Directions:
Please copy every line from the records below that contains the string "king".

START Task input

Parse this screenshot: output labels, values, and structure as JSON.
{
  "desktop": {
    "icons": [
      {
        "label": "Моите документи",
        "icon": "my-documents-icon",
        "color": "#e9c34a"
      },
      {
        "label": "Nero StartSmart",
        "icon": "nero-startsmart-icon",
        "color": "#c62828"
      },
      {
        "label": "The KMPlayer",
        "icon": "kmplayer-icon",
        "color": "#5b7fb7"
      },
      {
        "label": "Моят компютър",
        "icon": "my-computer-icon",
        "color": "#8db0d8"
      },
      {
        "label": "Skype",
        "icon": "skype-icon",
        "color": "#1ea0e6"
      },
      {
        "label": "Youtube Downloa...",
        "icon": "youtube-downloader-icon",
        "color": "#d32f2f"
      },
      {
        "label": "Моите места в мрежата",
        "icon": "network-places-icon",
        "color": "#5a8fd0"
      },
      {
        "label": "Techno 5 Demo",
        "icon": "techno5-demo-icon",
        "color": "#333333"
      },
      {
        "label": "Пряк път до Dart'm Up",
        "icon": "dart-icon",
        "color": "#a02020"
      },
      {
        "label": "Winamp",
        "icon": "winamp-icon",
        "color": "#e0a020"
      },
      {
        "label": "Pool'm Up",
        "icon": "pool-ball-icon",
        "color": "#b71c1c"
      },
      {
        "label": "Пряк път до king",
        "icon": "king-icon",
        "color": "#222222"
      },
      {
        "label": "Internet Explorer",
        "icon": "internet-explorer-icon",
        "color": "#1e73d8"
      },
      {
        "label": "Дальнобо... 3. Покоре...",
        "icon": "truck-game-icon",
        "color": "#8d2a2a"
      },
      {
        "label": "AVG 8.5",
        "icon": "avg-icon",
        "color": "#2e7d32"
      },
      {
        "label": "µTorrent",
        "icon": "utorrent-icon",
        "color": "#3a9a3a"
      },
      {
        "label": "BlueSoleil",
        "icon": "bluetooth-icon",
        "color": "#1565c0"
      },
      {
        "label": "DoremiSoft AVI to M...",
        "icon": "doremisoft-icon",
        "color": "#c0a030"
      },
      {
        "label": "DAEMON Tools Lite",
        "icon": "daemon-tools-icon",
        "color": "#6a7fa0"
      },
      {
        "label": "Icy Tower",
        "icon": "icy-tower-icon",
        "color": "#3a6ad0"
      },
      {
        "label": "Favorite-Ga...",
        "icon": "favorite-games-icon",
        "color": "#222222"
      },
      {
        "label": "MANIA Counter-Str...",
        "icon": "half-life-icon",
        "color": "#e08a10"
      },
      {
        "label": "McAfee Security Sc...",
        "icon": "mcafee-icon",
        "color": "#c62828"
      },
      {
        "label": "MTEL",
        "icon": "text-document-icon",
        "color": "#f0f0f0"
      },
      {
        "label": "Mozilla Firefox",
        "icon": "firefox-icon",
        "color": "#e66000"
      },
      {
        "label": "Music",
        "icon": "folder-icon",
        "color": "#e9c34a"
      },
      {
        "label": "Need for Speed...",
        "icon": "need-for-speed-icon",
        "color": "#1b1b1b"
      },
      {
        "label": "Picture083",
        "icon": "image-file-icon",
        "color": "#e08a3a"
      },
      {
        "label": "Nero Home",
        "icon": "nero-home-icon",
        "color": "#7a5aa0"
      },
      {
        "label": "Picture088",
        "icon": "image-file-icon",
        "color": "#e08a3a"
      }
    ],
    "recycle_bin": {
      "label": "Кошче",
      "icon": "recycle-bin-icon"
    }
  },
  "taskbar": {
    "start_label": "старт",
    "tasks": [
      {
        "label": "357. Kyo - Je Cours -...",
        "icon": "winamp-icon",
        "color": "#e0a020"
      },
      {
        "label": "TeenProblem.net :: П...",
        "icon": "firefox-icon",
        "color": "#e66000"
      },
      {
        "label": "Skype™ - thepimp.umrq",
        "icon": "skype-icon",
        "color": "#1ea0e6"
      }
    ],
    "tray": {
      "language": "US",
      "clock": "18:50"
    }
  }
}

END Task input

Answer below:
        "label": "Пряк път до king",
        "icon": "king-icon",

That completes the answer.